MATERIAL SHOWN.
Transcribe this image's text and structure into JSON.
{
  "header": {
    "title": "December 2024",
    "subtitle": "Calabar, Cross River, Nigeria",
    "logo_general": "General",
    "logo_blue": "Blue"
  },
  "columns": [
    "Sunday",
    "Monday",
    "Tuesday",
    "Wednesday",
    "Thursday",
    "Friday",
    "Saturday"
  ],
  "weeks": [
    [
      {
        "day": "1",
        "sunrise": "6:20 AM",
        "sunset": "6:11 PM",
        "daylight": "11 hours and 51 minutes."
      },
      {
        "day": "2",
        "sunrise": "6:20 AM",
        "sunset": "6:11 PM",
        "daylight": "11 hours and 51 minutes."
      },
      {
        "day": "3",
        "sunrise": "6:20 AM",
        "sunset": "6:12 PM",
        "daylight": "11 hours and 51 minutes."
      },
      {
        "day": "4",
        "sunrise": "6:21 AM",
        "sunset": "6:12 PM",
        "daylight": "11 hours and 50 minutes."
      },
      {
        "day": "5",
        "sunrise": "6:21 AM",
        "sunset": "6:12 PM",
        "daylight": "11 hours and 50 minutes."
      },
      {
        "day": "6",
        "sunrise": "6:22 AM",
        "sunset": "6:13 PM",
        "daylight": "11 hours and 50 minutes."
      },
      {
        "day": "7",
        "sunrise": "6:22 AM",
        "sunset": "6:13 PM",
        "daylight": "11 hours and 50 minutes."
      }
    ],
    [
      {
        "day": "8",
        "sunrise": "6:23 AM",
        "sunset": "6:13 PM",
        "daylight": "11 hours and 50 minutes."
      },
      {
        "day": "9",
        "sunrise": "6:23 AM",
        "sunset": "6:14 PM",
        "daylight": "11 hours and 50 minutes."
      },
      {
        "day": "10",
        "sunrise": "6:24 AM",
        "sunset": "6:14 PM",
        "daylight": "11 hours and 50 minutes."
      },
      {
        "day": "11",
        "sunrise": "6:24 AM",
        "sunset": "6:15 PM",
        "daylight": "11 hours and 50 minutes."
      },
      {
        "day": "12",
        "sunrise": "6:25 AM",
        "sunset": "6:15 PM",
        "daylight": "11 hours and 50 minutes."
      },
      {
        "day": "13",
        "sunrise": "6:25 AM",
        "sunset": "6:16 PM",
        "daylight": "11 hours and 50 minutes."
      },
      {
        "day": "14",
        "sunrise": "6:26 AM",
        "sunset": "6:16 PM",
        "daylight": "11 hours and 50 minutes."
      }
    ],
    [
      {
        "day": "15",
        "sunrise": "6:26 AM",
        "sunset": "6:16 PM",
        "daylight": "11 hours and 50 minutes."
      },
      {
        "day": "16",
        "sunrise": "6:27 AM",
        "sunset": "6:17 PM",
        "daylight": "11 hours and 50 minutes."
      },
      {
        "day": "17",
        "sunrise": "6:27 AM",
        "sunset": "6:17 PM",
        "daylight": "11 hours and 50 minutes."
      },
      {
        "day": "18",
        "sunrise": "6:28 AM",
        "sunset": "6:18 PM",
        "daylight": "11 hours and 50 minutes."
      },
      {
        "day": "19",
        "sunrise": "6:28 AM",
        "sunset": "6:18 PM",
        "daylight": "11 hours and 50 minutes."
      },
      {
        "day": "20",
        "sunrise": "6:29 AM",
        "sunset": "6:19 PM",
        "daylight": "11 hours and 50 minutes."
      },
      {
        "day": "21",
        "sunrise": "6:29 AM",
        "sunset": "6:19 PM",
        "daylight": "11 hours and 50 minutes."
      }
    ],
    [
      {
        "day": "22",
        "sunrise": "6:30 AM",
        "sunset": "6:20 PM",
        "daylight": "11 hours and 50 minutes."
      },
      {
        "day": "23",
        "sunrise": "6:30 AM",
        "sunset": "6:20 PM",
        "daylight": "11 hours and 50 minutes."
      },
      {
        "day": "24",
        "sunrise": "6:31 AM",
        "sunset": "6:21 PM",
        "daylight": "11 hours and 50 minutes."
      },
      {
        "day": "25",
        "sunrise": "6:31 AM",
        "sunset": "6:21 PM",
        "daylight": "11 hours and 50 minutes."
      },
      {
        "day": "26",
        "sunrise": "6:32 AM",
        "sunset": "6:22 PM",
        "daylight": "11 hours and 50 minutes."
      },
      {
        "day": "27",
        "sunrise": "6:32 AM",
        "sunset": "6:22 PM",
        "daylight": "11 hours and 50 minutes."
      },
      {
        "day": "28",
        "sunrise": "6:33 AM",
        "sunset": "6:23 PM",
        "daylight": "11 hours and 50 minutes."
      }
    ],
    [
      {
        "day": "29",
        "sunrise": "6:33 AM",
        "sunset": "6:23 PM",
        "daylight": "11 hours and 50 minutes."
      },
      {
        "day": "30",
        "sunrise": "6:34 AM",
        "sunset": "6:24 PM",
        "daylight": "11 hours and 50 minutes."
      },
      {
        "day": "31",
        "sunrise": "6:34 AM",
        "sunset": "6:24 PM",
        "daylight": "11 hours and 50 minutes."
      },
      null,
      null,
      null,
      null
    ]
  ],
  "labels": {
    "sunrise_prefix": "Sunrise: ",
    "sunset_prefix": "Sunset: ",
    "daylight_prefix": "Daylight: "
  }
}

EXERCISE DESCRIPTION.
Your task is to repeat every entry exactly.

SOLUTION.
Transcribe this image's text and structure into JSON.
{
  "header": {
    "title": "December 2024",
    "subtitle": "Calabar, Cross River, Nigeria",
    "logo_general": "General",
    "logo_blue": "Blue"
  },
  "columns": [
    "Sunday",
    "Monday",
    "Tuesday",
    "Wednesday",
    "Thursday",
    "Friday",
    "Saturday"
  ],
  "weeks": [
    [
      {
        "day": "1",
        "sunrise": "6:20 AM",
        "sunset": "6:11 PM",
        "daylight": "11 hours and 51 minutes."
      },
      {
        "day": "2",
        "sunrise": "6:20 AM",
        "sunset": "6:11 PM",
        "daylight": "11 hours and 51 minutes."
      },
      {
        "day": "3",
        "sunrise": "6:20 AM",
        "sunset": "6:12 PM",
        "daylight": "11 hours and 51 minutes."
      },
      {
        "day": "4",
        "sunrise": "6:21 AM",
        "sunset": "6:12 PM",
        "daylight": "11 hours and 50 minutes."
      },
      {
        "day": "5",
        "sunrise": "6:21 AM",
        "sunset": "6:12 PM",
        "daylight": "11 hours and 50 minutes."
      },
      {
        "day": "6",
        "sunrise": "6:22 AM",
        "sunset": "6:13 PM",
        "daylight": "11 hours and 50 minutes."
      },
      {
        "day": "7",
        "sunrise": "6:22 AM",
        "sunset": "6:13 PM",
        "daylight": "11 hours and 50 minutes."
      }
    ],
    [
      {
        "day": "8",
        "sunrise": "6:23 AM",
        "sunset": "6:13 PM",
        "daylight": "11 hours and 50 minutes."
      },
      {
        "day": "9",
        "sunrise": "6:23 AM",
        "sunset": "6:14 PM",
        "daylight": "11 hours and 50 minutes."
      },
      {
        "day": "10",
        "sunrise": "6:24 AM",
        "sunset": "6:14 PM",
        "daylight": "11 hours and 50 minutes."
      },
      {
        "day": "11",
        "sunrise": "6:24 AM",
        "sunset": "6:15 PM",
        "daylight": "11 hours and 50 minutes."
      },
      {
        "day": "12",
        "sunrise": "6:25 AM",
        "sunset": "6:15 PM",
        "daylight": "11 hours and 50 minutes."
      },
      {
        "day": "13",
        "sunrise": "6:25 AM",
        "sunset": "6:16 PM",
        "daylight": "11 hours and 50 minutes."
      },
      {
        "day": "14",
        "sunrise": "6:26 AM",
        "sunset": "6:16 PM",
        "daylight": "11 hours and 50 minutes."
      }
    ],
    [
      {
        "day": "15",
        "sunrise": "6:26 AM",
        "sunset": "6:16 PM",
        "daylight": "11 hours and 50 minutes."
      },
      {
        "day": "16",
        "sunrise": "6:27 AM",
        "sunset": "6:17 PM",
        "daylight": "11 hours and 50 minutes."
      },
      {
        "day": "17",
        "sunrise": "6:27 AM",
        "sunset": "6:17 PM",
        "daylight": "11 hours and 50 minutes."
      },
      {
        "day": "18",
        "sunrise": "6:28 AM",
        "sunset": "6:18 PM",
        "daylight": "11 hours and 50 minutes."
      },
      {
        "day": "19",
        "sunrise": "6:28 AM",
        "sunset": "6:18 PM",
        "daylight": "11 hours and 50 minutes."
      },
      {
        "day": "20",
        "sunrise": "6:29 AM",
        "sunset": "6:19 PM",
        "daylight": "11 hours and 50 minutes."
      },
      {
        "day": "21",
        "sunrise": "6:29 AM",
        "sunset": "6:19 PM",
        "daylight": "11 hours and 50 minutes."
      }
    ],
    [
      {
        "day": "22",
        "sunrise": "6:30 AM",
        "sunset": "6:20 PM",
        "daylight": "11 hours and 50 minutes."
      },
      {
        "day": "23",
        "sunrise": "6:30 AM",
        "sunset": "6:20 PM",
        "daylight": "11 hours and 50 minutes."
      },
      {
        "day": "24",
        "sunrise": "6:31 AM",
        "sunset": "6:21 PM",
        "daylight": "11 hours and 50 minutes."
      },
      {
        "day": "25",
        "sunrise": "6:31 AM",
        "sunset": "6:21 PM",
        "daylight": "11 hours and 50 minutes."
      },
      {
        "day": "26",
        "sunrise": "6:32 AM",
        "sunset": "6:22 PM",
        "daylight": "11 hours and 50 minutes."
      },
      {
        "day": "27",
        "sunrise": "6:32 AM",
        "sunset": "6:22 PM",
        "daylight": "11 hours and 50 minutes."
      },
      {
        "day": "28",
        "sunrise": "6:33 AM",
        "sunset": "6:23 PM",
        "daylight": "11 hours and 50 minutes."
      }
    ],
    [
      {
        "day": "29",
        "sunrise": "6:33 AM",
        "sunset": "6:23 PM",
        "daylight": "11 hours and 50 minutes."
      },
      {
        "day": "30",
        "sunrise": "6:34 AM",
        "sunset": "6:24 PM",
        "daylight": "11 hours and 50 minutes."
      },
      {
        "day": "31",
        "sunrise": "6:34 AM",
        "sunset": "6:24 PM",
        "daylight": "11 hours and 50 minutes."
      },
      null,
      null,
      null,
      null
    ]
  ],
  "labels": {
    "sunrise_prefix": "Sunrise: ",
    "sunset_prefix": "Sunset: ",
    "daylight_prefix": "Daylight: "
  }
}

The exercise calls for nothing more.